Multiplier remains the same as long as you work 25 years which is 2.5% X years of service or 62.5% at 25 years and 80% at 30 years. This is the same it is today. However, as long as you have at least 15 years of service and meet the 55 age requirement you can collect a reduced pension with a reduced multiplier. This is an IMPROVEMENT from today as those hired since 2012 and leave before 25 years of service are not eligible for any pension.

Must be 55 years old to start drawing a pension. This is an increase from the current 52.5; however, other states around us are now up to 57 years old to start collecting for new hires. Also, there will be an option (like there is for Social Security) that someone who meets the 25 years of service requirement could begin collecting a reduced pension at 52.5 years of age if they so desire.
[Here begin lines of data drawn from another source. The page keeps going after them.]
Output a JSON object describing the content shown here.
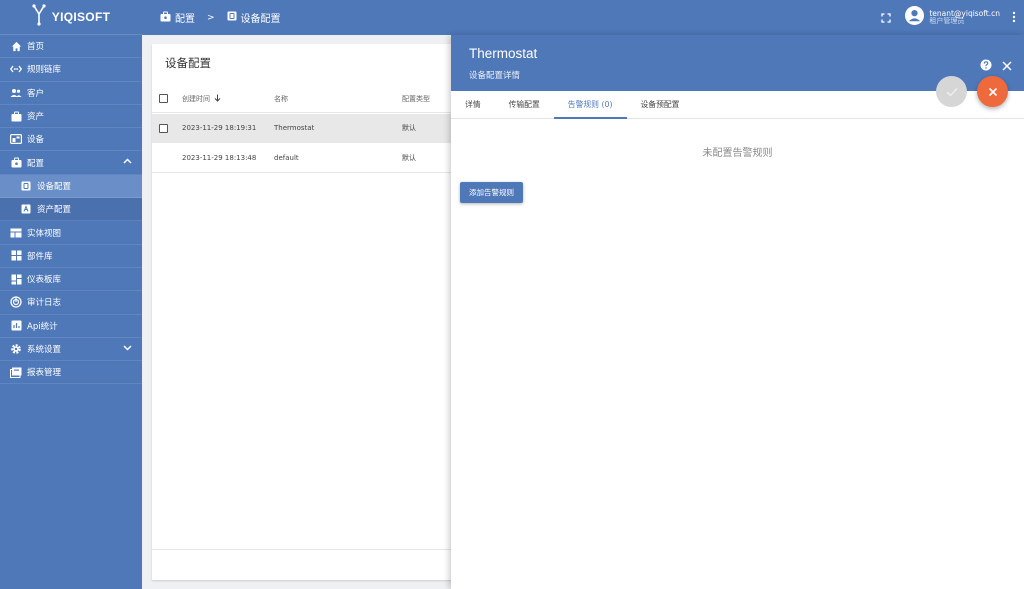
{
  "app": {
    "name": "YIQISOFT"
  },
  "breadcrumb": [
    {
      "label": "配置",
      "icon": "config-icon"
    },
    {
      "label": "设备配置",
      "icon": "device-profile-icon"
    }
  ],
  "breadcrumb_separator": ">",
  "user": {
    "email": "tenant@yiqisoft.cn",
    "role": "租户管理员"
  },
  "sidebar": {
    "items": [
      {
        "label": "首页",
        "icon": "home-icon"
      },
      {
        "label": "规则链库",
        "icon": "rule-chain-icon"
      },
      {
        "label": "客户",
        "icon": "customers-icon"
      },
      {
        "label": "资产",
        "icon": "assets-icon"
      },
      {
        "label": "设备",
        "icon": "devices-icon"
      },
      {
        "label": "配置",
        "icon": "config-icon",
        "expanded": true
      },
      {
        "label": "设备配置",
        "icon": "device-profile-icon",
        "sub": true,
        "active": true
      },
      {
        "label": "资产配置",
        "icon": "asset-profile-icon",
        "sub": true
      },
      {
        "label": "实体视图",
        "icon": "entity-view-icon"
      },
      {
        "label": "部件库",
        "icon": "widgets-icon"
      },
      {
        "label": "仪表板库",
        "icon": "dashboard-icon"
      },
      {
        "label": "审计日志",
        "icon": "audit-log-icon"
      },
      {
        "label": "Api统计",
        "icon": "api-usage-icon"
      },
      {
        "label": "系统设置",
        "icon": "settings-icon"
      },
      {
        "label": "报表管理",
        "icon": "reports-icon"
      }
    ]
  },
  "list": {
    "title": "设备配置",
    "columns": [
      "创建时间",
      "名称",
      "配置类型"
    ],
    "rows": [
      {
        "created": "2023-11-29 18:19:31",
        "name": "Thermostat",
        "type": "默认",
        "selected": true
      },
      {
        "created": "2023-11-29 18:13:48",
        "name": "default",
        "type": "默认",
        "selected": false
      }
    ]
  },
  "detail": {
    "title": "Thermostat",
    "subtitle": "设备配置详情",
    "tabs": [
      "详情",
      "传输配置",
      "告警规则 (0)",
      "设备预配置"
    ],
    "active_tab": 2,
    "empty_message": "未配置告警规则",
    "add_button": "添加告警规则"
  },
  "colors": {
    "primary": "#4f78b9",
    "accent": "#ee6a3c"
  }
}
Same 3% / 3% deferred compensation plan that the 2012 – 2017 people will be getting. This is in addition to their normal pension and is meant to offset the loss of DROP. This is an IMPROVEMENT from the current structure where they get nothing.

50 / 50 split of contributions. Each side will pay 50% the contribution rate. This is a change as now the employee pays a fixed rate. It is important to note that they will be only paying based of what happens in Tier 3. They will not be paying for OUR unfunded liabilities, so there rate will be around 9% or so.

COLA: The COLA is the same as above; however, if the funded ratio for tier 3 gets below certain points then the COLA gets reduced and/or eliminated. There is also a 7 year wait or be at least 60 years old to begin receiving the COLA. This applies to tier 3 only.

Pensionable pay cap: $110,000 cap on pensionable pay. This will be adjusted on an on-going basis to keep up with inflation / wage growth. The legislators are tired of seeing management personnel leaving with what is in their opinion, excessive pensions and DROP accounts. They wanted it capped at $90,000 a year to start. We got to the $110,000 number because we looked at first line supervisors for both fire and police and wanted to make sure that is was above their current salaries.

Those are the nuts and bolts of the pension reform package. There are other little things relating to governance, like Fire and Police will get half of the seats on PSPRS which previously has been controlled by the employers etc. Also, for the tier 3 people one change from the attached document is that the tier 3 pension will be the default choice not the 401K type plan if they fail to make a choice in the first 90 days of employment.

Did we get everything we wanted? No. Did the other side get everything they wanted? No. In the end we have an agreement that fixes the structural problem with PSPRS and enables us to provide a pension system that will remain solvent and be able to provide benefits for future generations of employees.  I would say that there is a lot in the new tier 3 that makes it better than the current tier for those hired in 2012 or later.

Will Buividas, PLEA Treasurer

The full document can be found through the link below:

PSPRS Pension Reform Framework